  3. Sherstobitoff, R. (2018, February 12). Lazarus Resurfaces, Targets Global Banks and Bitcoin Users. Retrieved February 19, 2018.
  4. Axel F, Pierre T. (2017, October 16). Leviathan: Espionage actor spearphishes maritime and defense targets. Retrieved February 15, 2018.
  5. FireEye. (2018, March 16). Suspected Chinese Cyber Espionage Group (TEMP.Periscope) Targeting U.S. Engineering and Maritime Industries. Retrieved April 11, 2018.
  6. Rascagneres, P., Mercer, W. (2017, June 19). Delphi Used To Score Against Palestine. Retrieved November 13, 2018.
  7. Hromcova, Z. (2019, July). OKRUM AND KETRICAN: AN OVERVIEW OF RECENT KE3CHANG GROUP ACTIVITY. Retrieved May 6, 2020.

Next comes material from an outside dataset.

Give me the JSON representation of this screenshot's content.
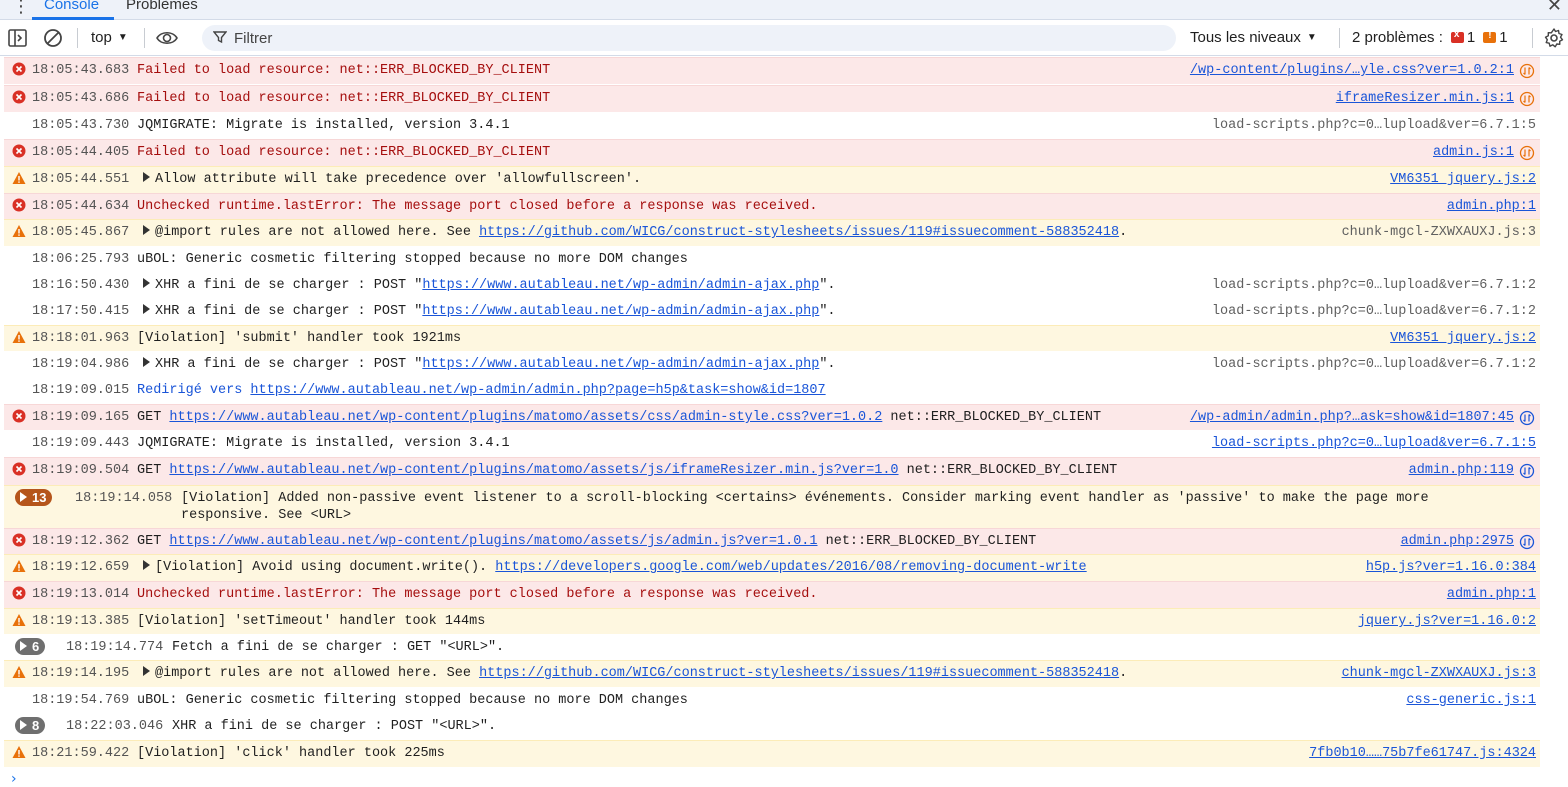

  8. Grunzweig, J. and Miller-Osborn, J. (2017, November 10). New Malware with Ties to SunOrcal Discovered. Retrieved November 16, 2017.
  9. PwC and BAE Systems. (2017, April). Operation Cloud Hopper: Technical Annex. Retrieved April 13, 2017.
  10. Accenture Security. (2018, April 23). Hogfish Redleaves Campaign. Retrieved July 2, 2018.
  11. Falcone, R., et al. (2018, July 27). New Threat Actor Group DarkHydrus Targets Middle East Government. Retrieved August 2, 2018.
  12. Lee, B., Falcone, R. (2019, January 18). DarkHydrus delivers new Trojan that can use Google Drive for C2 communications. Retrieved April 17, 2019.
  13. Gross, J. (2016, February 23). Operation Dust Storm. Retrieved September 19, 2017.
  14. Grunzweig, J.. (2015, July 14). Unit 42 Technical Analysis: Seaduke. Retrieved August 3, 2016.
  15. Baumgartner, K., Golovkin, M.. (2015, May). The MsnMM Campaigns: The Earliest Naikon APT Campaigns. Retrieved April 10, 2019.
  16. Cylance. (2014, December). Operation Cleaver. Retrieved September 14, 2017.
  17. UCF. (n.d.). Unauthorized accounts must not have the Create symbolic links user right.. Retrieved December 18, 2017.
  18. French, D., Filar, B.. (2020, March 21). A Chain Is No Stronger Than Its Weakest LNK. Retrieved November 30, 2020.